Unlike local government units (LGUs) and the private sector, the national government has yet to perfect contracts with the pharmaceutical companies for the purchase of COVID-19 vaccines.


National Task Force against COVID-19 chief implementor and vaccine czar Carlito Galvez Jr. disclosed this to senators Wednesday during the plenary discussion on the bill that would expedite the procurement of coronavirus vaccines.

“Wala pa ho daw (There is none yet),” said Senator Juan Edgardo “Sonny” Angara, the bill’s sponsor, as he quoted Galvez who was present in the Senate, along with Health Secretary Francisco Duque III, to aid in the interpellations.

Angara said he was told, on the other hand, that local governments have already signed “a number of contracts”, even as they have not yet issued down payments for the vaccine supply.

As for the private sector, the senator was informed the private firms have perfected contracts and already made 50-percent down payment for six million doses of the vaccine.

Galvez, however, pointed out that the procurements of the LGUs and the private sector were done through tripartite agreements involving the national government. 

“So ang private sector may perfected contract, may downpayment; ang local government may perfected contract pero wala pang downpayment. Ang national government walang perfected contract, walang downpayment (So the private sector already has a perfected contract and downpayment; while local governments have perfected contracts but no downpayment. But the national government has no perfected contract or downpayments yet)?” Senate President Pro Tempore Ralph Recto said.

“Tama po, ang pinakasigurista po ‘yong national government ho (Yes, the national government was the most perfectionist of them all),” Angara confirmed.
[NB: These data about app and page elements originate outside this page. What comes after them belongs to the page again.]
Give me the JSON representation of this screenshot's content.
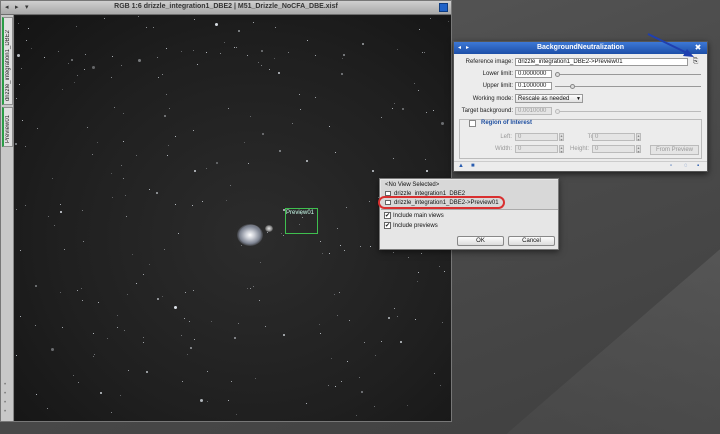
{
  "image_window": {
    "title": "RGB 1:6 drizzle_integration1_DBE2 | M51_Drizzle_NoCFA_DBE.xisf",
    "controls": [
      "◂",
      "▸",
      "▾"
    ],
    "side_tabs": [
      "drizzle_integration1_DBE2",
      "Preview01"
    ],
    "preview_label": "Preview01"
  },
  "dialog": {
    "title": "BackgroundNeutralization",
    "reference_image": {
      "label": "Reference image:",
      "value": "drizzle_integration1_DBE2->Preview01"
    },
    "lower_limit": {
      "label": "Lower limit:",
      "value": "0.0000000",
      "level": 0.0
    },
    "upper_limit": {
      "label": "Upper limit:",
      "value": "0.1000000",
      "level": 0.1
    },
    "working_mode": {
      "label": "Working mode:",
      "value": "Rescale as needed"
    },
    "target_background": {
      "label": "Target background:",
      "value": "0.0010000"
    },
    "roi": {
      "title": "Region of Interest",
      "left": {
        "label": "Left:",
        "value": "0"
      },
      "top": {
        "label": "Top:",
        "value": "0"
      },
      "width": {
        "label": "Width:",
        "value": "0"
      },
      "height": {
        "label": "Height:",
        "value": "0"
      },
      "from_preview": "From Preview"
    }
  },
  "view_popup": {
    "items": [
      "<No View Selected>",
      "drizzle_integration1_DBE2",
      "drizzle_integration1_DBE2->Preview01"
    ],
    "include_main_views": "Include main views",
    "include_previews": "Include previews",
    "ok": "OK",
    "cancel": "Cancel"
  },
  "colors": {
    "titlebar_blue": "#1d4fa8",
    "preview_green": "#3fbf4f",
    "annotation_red": "#d93030",
    "annotation_arrow": "#1f3fb0"
  }
}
Galvez earlier blamed the delay in the delivery of the Pfizer vaccines to the country on the lack of an indemnification law that would ensure compensation in case of adverse reactions to their products.

He said the World Health Organization-led COVAX Facility, from the which the Pfizer vaccines will be acquired, requires governments to have an indemnity mechanism.

But Recto observed that an indemnification law may “not be necessary” since LGUs and private firms managed to perfect contracts and make down payments prior the passage of such law.

“I’m just trying to wonder why we have not been able to sign any contract, the national government?…And I don’t see anything here in this bill that would hasten the procurement by the national government,” he said.

The government is looking to implement the vaccination program within the first quarter of this year, with 50 to 70 million Filipinos targeted to be given the COVID-19 vaccines.

During the plenary debates, Angara, still quoting Galvez, said the government expects to sign a “few” supply agreements with vaccine makers by the end of February.